We all love a good heart-warming story of misfits struggling to come to terms with who they are in an unaccepting society, I mean, look at The Breakfast Club, Shrek, Edward Scissor hands. These are tales of woe, tales of overcoming adversity and fighting prejudice. Though our hero may not always ‘win’ in the end, we always receive a clear message of acceptance, and the inclusion of all.
It is my belief, that this idea has been perverted by a certain TV show on FOX. Where the so called ‘misfits’ are painfully obvious High School stereotypes, that have been recycled down through the ages and become the two dimensional characters you see before you.
Yes, I am talking about Glee. Glee hatred is not a unique phenomenon as I’m sure you’re aware, but aside from the lazy character writing, auto-tuned songs; I have some real issues with the message behind the show
The ridiculously overly politically correct nature of the show
So we have a gay kid who likes fashion, musicals and Beyoncé. A jock who, wait for it, falls for the geeky girl and is too insecure to pursue his true love; singing. And a kid in a wheelchair who dreams of becoming a dancer. I could go on, but the truth is, we can all pretty much guess the rest of the cast without ever having seen the show. The characters are predictable as they are stereotypical representations of the genre they have been chosen to epitomize.
Why was it such a surprise that the gay kid was the only atheist in the religious episode?
Aside from the fact that the original homosexual representation in this show’s carefully balanced mixture of all politically correct stereotypes could not be more ‘flaming’ if they tried, I dislike that for a whole episode his ‘friends’ were trying to convert him to a religion that openly persecutes the gay community. I found it incredibly insensitive, especially at the end in a scene depicting the Kurt Hummel character apologising at his father’s hospital bedside for refusing to allow his friends to pray for him, showing that he needed to make room in his life for prayer.

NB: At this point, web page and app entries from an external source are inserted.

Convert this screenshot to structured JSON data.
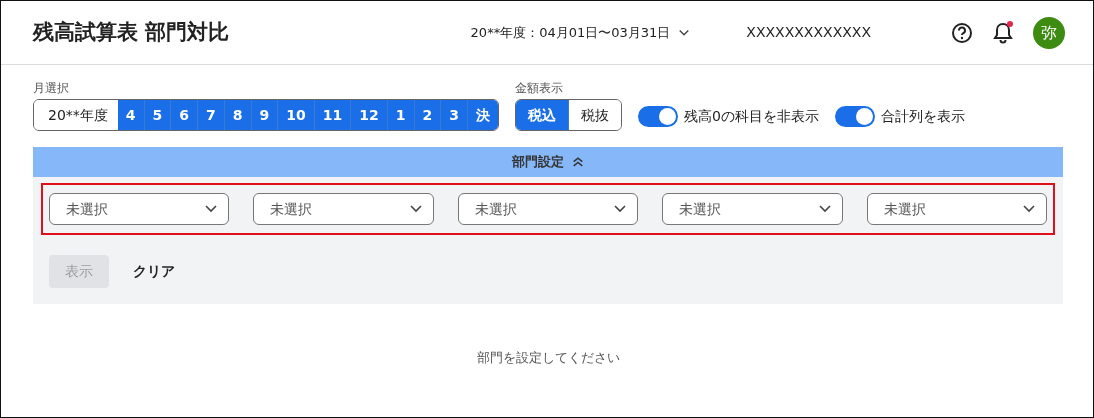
{
  "header": {
    "title": "残高試算表 部門対比",
    "period": "20**年度：04月01日〜03月31日",
    "account": "XXXXXXXXXXXXX",
    "avatar": "弥",
    "has_notification": true
  },
  "month_selector": {
    "label": "月選択",
    "items": [
      {
        "label": "20**年度",
        "selected": false
      },
      {
        "label": "4",
        "selected": true
      },
      {
        "label": "5",
        "selected": true
      },
      {
        "label": "6",
        "selected": true
      },
      {
        "label": "7",
        "selected": true
      },
      {
        "label": "8",
        "selected": true
      },
      {
        "label": "9",
        "selected": true
      },
      {
        "label": "10",
        "selected": true
      },
      {
        "label": "11",
        "selected": true
      },
      {
        "label": "12",
        "selected": true
      },
      {
        "label": "1",
        "selected": true
      },
      {
        "label": "2",
        "selected": true
      },
      {
        "label": "3",
        "selected": true
      },
      {
        "label": "決",
        "selected": true
      }
    ]
  },
  "amount_display": {
    "label": "金額表示",
    "options": [
      {
        "label": "税込",
        "selected": true
      },
      {
        "label": "税抜",
        "selected": false
      }
    ]
  },
  "toggles": [
    {
      "label": "残高0の科目を非表示",
      "on": true
    },
    {
      "label": "合計列を表示",
      "on": true
    }
  ],
  "department_settings": {
    "title": "部門設定",
    "expanded": true,
    "highlighted": true,
    "selects": [
      {
        "value": "未選択"
      },
      {
        "value": "未選択"
      },
      {
        "value": "未選択"
      },
      {
        "value": "未選択"
      },
      {
        "value": "未選択"
      }
    ],
    "buttons": [
      {
        "label": "表示",
        "kind": "primary",
        "disabled": true
      },
      {
        "label": "クリア",
        "kind": "link",
        "disabled": false
      }
    ]
  },
  "message": "部門を設定してください"
}
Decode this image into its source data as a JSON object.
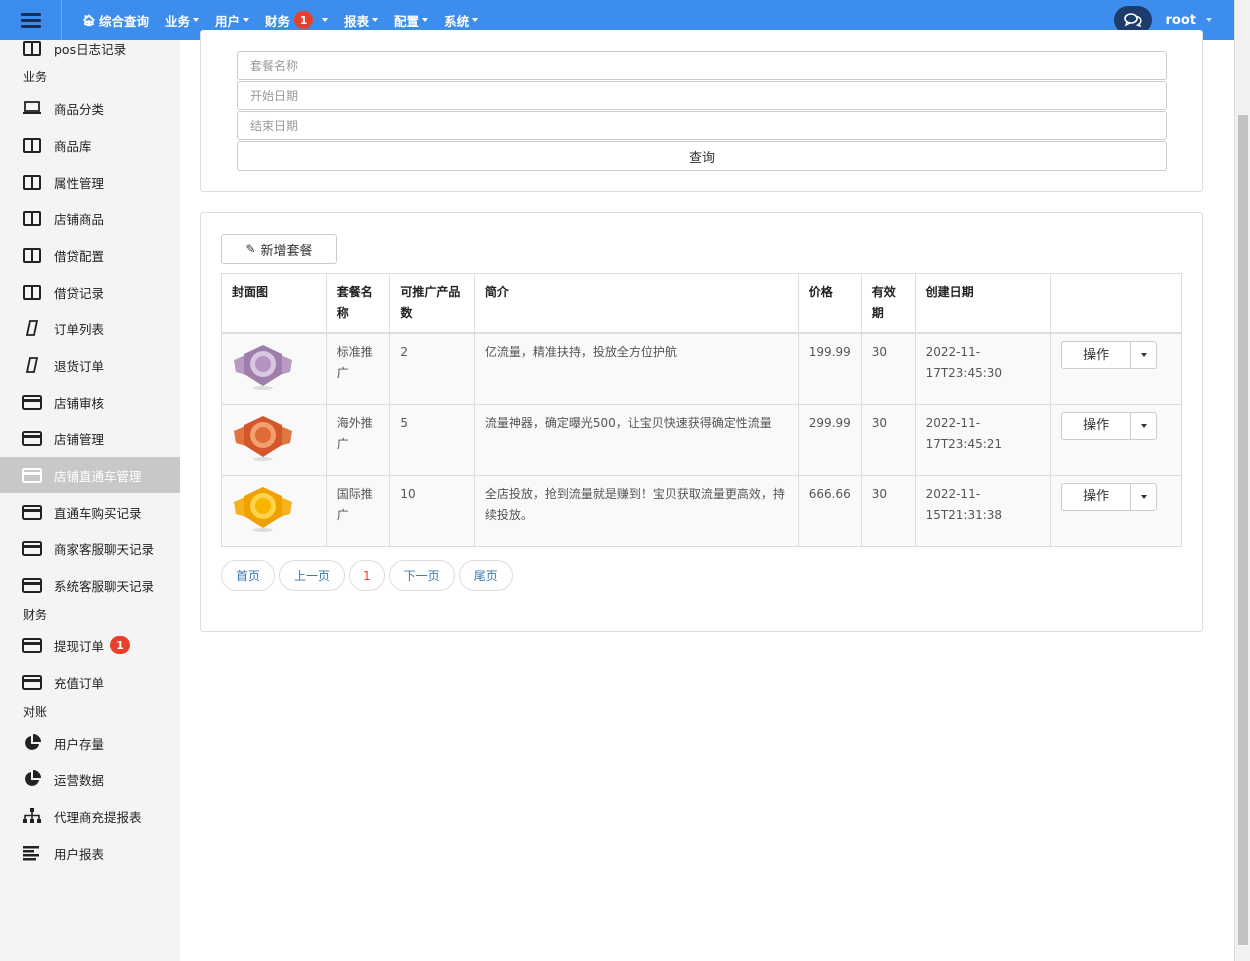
{
  "navbar": {
    "items": [
      {
        "label": "综合查询",
        "has_caret": false
      },
      {
        "label": "业务",
        "has_caret": true
      },
      {
        "label": "用户",
        "has_caret": true
      },
      {
        "label": "财务",
        "has_caret": true,
        "badge": "1"
      },
      {
        "label": "报表",
        "has_caret": true
      },
      {
        "label": "配置",
        "has_caret": true
      },
      {
        "label": "系统",
        "has_caret": true
      }
    ],
    "user": "root"
  },
  "sidebar": {
    "items": [
      {
        "label": "pos日志记录",
        "icon": "columns-icon"
      },
      {
        "group": "业务"
      },
      {
        "label": "商品分类",
        "icon": "laptop-icon"
      },
      {
        "label": "商品库",
        "icon": "columns-icon"
      },
      {
        "label": "属性管理",
        "icon": "columns-icon"
      },
      {
        "label": "店铺商品",
        "icon": "columns-icon"
      },
      {
        "label": "借贷配置",
        "icon": "columns-icon"
      },
      {
        "label": "借贷记录",
        "icon": "columns-icon"
      },
      {
        "label": "订单列表",
        "icon": "file-icon"
      },
      {
        "label": "退货订单",
        "icon": "file-icon"
      },
      {
        "label": "店铺审核",
        "icon": "credit-card-icon"
      },
      {
        "label": "店铺管理",
        "icon": "credit-card-icon"
      },
      {
        "label": "店铺直通车管理",
        "icon": "credit-card-icon",
        "active": true
      },
      {
        "label": "直通车购买记录",
        "icon": "credit-card-icon"
      },
      {
        "label": "商家客服聊天记录",
        "icon": "credit-card-icon"
      },
      {
        "label": "系统客服聊天记录",
        "icon": "credit-card-icon"
      },
      {
        "group": "财务"
      },
      {
        "label": "提现订单",
        "icon": "credit-card-icon",
        "badge": "1"
      },
      {
        "label": "充值订单",
        "icon": "credit-card-icon"
      },
      {
        "group": "对账"
      },
      {
        "label": "用户存量",
        "icon": "pie-chart-icon"
      },
      {
        "label": "运营数据",
        "icon": "pie-chart-icon"
      },
      {
        "label": "代理商充提报表",
        "icon": "sitemap-icon"
      },
      {
        "label": "用户报表",
        "icon": "align-left-icon"
      }
    ]
  },
  "search": {
    "package_name_placeholder": "套餐名称",
    "start_date_placeholder": "开始日期",
    "end_date_placeholder": "结束日期",
    "query_label": "查询"
  },
  "toolbar": {
    "add_label": "新增套餐"
  },
  "table": {
    "headers": [
      "封面图",
      "套餐名称",
      "可推广产品数",
      "简介",
      "价格",
      "有效期",
      "创建日期",
      ""
    ],
    "rows": [
      {
        "cover": "purple-medal-icon",
        "name": "标准推广",
        "products": "2",
        "intro": "亿流量，精准扶持，投放全方位护航",
        "price": "199.99",
        "validity": "30",
        "created": "2022-11-17T23:45:30",
        "action": "操作"
      },
      {
        "cover": "red-medal-icon",
        "name": "海外推广",
        "products": "5",
        "intro": "流量神器，确定曝光500，让宝贝快速获得确定性流量",
        "price": "299.99",
        "validity": "30",
        "created": "2022-11-17T23:45:21",
        "action": "操作"
      },
      {
        "cover": "gold-medal-icon",
        "name": "国际推广",
        "products": "10",
        "intro": "全店投放，抢到流量就是赚到！宝贝获取流量更高效，持续投放。",
        "price": "666.66",
        "validity": "30",
        "created": "2022-11-15T21:31:38",
        "action": "操作"
      }
    ]
  },
  "pager": {
    "first": "首页",
    "prev": "上一页",
    "current": "1",
    "next": "下一页",
    "last": "尾页"
  },
  "colors": {
    "navbar": "#3c8dec",
    "badge": "#e8412b",
    "link": "#337ab7",
    "active_sidebar": "#c8c8c8"
  }
}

“Hey, someone’s copied Glee’s ‘Don’t Stop Believing’!”
Sue Sylvester used to be cool
At times, this woman is the only thing that gets me through the 40 minute episodes of offensive material that I occasionally consent to watch in order to gain brownie points with my girlfriend. Her non politically correct torrent of abuse towards the rest of the cast is delightfully refreshing to watch and perhaps one of the only things that writer Ryan Murphy did right. However, I have found her to be increasingly inconsistent in her hatred of the Glee club and all its’ hypocrisy as the series goes on. This suggests to me either that she was stealing the show and winning over audiences everywhere, encouraging negative opinions towards Glee and all it stands for too successfully, OR, it’s all part of Ryan’s plan to reinforce to everyone that ‘haters gonna hate’, until they too are sucked into the falsified all inclusive perfect world of Glee set in Ohio. I personally like to believe the former.
All in all, I get what someone’s idea of a show similar to this may have been trying to do, but somewhere along the way it all went wrong and tried to appease too many audiences. This ultimately left it lacking in plot and character development, as the focus was too much on including as many different stereotypes as possible to ‘represent’. Thus sending the message that Glee is for everyone, but at the same time for no one in particular.